• [About this exercise]: From the entries provided below, copy each line that contains the word "circumflex".

• [Exercise data]:
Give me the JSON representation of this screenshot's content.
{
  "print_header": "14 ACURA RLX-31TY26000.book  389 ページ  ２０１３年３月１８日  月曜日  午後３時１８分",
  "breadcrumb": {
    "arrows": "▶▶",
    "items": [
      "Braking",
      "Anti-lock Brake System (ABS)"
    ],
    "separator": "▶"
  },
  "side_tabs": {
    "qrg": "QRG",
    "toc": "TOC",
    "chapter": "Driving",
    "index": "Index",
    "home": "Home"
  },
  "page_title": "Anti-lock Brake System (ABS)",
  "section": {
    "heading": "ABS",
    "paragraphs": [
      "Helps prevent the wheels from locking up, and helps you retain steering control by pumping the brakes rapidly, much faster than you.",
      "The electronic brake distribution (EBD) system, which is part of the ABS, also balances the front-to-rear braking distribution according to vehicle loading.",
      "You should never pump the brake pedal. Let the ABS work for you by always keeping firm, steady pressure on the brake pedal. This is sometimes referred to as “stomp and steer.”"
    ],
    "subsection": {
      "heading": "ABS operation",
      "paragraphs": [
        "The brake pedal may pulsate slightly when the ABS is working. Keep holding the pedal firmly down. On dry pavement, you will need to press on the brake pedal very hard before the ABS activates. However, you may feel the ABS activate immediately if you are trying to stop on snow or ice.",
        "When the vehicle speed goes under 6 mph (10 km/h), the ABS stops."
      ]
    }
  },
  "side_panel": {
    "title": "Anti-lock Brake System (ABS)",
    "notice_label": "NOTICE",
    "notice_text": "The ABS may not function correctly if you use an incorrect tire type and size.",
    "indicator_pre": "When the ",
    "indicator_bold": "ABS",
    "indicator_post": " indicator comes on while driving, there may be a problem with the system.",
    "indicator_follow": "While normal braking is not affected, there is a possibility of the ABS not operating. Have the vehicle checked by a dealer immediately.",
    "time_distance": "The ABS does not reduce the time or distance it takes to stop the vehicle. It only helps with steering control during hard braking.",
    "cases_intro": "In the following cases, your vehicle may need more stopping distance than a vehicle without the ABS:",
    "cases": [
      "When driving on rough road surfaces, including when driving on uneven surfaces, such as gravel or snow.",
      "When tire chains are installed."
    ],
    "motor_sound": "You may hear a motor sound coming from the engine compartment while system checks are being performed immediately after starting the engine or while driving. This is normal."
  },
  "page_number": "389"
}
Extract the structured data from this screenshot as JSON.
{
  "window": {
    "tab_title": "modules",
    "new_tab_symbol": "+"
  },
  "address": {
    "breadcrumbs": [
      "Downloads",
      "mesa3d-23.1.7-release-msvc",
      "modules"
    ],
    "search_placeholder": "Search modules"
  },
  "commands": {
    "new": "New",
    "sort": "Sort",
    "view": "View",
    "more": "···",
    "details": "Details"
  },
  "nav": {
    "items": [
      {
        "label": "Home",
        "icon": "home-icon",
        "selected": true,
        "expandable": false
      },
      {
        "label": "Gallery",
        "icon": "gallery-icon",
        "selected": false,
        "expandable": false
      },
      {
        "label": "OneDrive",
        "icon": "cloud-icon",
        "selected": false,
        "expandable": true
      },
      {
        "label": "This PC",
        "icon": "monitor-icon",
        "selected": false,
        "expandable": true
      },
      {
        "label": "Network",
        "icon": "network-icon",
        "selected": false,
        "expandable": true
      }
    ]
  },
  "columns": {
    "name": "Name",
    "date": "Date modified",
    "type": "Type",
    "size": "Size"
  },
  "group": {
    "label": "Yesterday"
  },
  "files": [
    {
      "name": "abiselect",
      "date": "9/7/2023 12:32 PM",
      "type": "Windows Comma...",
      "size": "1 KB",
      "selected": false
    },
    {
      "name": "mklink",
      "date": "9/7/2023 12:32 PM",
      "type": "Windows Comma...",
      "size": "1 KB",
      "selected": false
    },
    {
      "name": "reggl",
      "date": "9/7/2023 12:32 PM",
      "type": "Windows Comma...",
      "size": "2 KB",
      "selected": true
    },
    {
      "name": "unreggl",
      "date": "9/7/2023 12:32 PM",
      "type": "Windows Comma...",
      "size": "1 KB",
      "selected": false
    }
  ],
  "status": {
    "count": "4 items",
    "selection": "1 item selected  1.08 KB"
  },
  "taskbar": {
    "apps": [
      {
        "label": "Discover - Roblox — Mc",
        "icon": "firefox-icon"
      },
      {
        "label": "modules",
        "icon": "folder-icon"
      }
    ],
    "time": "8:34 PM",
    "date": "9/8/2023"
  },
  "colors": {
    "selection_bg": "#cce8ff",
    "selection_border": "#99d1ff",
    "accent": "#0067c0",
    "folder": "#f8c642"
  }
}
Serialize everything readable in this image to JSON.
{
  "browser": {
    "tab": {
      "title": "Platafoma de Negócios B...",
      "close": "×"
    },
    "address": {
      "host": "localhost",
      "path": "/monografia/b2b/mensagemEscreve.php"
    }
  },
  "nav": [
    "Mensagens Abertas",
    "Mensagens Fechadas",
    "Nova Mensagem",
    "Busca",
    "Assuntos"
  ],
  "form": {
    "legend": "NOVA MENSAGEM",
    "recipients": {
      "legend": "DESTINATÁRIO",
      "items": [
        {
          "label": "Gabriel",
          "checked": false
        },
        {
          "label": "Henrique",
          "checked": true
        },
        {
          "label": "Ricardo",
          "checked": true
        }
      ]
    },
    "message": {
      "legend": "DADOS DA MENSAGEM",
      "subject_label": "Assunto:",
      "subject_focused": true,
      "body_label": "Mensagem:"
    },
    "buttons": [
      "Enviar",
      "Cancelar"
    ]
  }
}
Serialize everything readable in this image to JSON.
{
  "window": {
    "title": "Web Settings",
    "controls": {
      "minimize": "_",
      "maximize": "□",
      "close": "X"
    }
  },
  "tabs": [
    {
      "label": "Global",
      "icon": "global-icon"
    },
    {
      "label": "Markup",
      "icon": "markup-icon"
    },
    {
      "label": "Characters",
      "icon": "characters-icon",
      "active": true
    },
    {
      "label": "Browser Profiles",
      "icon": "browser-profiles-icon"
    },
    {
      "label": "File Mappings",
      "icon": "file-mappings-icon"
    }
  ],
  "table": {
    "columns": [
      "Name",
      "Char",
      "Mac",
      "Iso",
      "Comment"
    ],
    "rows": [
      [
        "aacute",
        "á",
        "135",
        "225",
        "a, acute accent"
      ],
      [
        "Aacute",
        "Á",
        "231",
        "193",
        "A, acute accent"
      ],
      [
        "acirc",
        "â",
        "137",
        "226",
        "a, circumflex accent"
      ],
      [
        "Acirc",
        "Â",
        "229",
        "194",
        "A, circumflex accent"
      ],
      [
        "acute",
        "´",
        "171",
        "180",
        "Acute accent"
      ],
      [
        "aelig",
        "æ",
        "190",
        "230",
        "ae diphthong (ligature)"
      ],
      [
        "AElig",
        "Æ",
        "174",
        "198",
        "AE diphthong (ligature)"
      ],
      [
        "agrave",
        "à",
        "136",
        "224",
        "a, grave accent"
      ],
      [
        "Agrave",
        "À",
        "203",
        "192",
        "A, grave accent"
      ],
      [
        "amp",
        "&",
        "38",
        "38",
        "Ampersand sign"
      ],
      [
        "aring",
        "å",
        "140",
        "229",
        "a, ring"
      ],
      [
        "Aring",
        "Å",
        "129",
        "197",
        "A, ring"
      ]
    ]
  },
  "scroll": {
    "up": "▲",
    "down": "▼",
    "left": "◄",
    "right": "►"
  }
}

• [Output below]:
        "a, circumflex accent"
        "A, circumflex accent"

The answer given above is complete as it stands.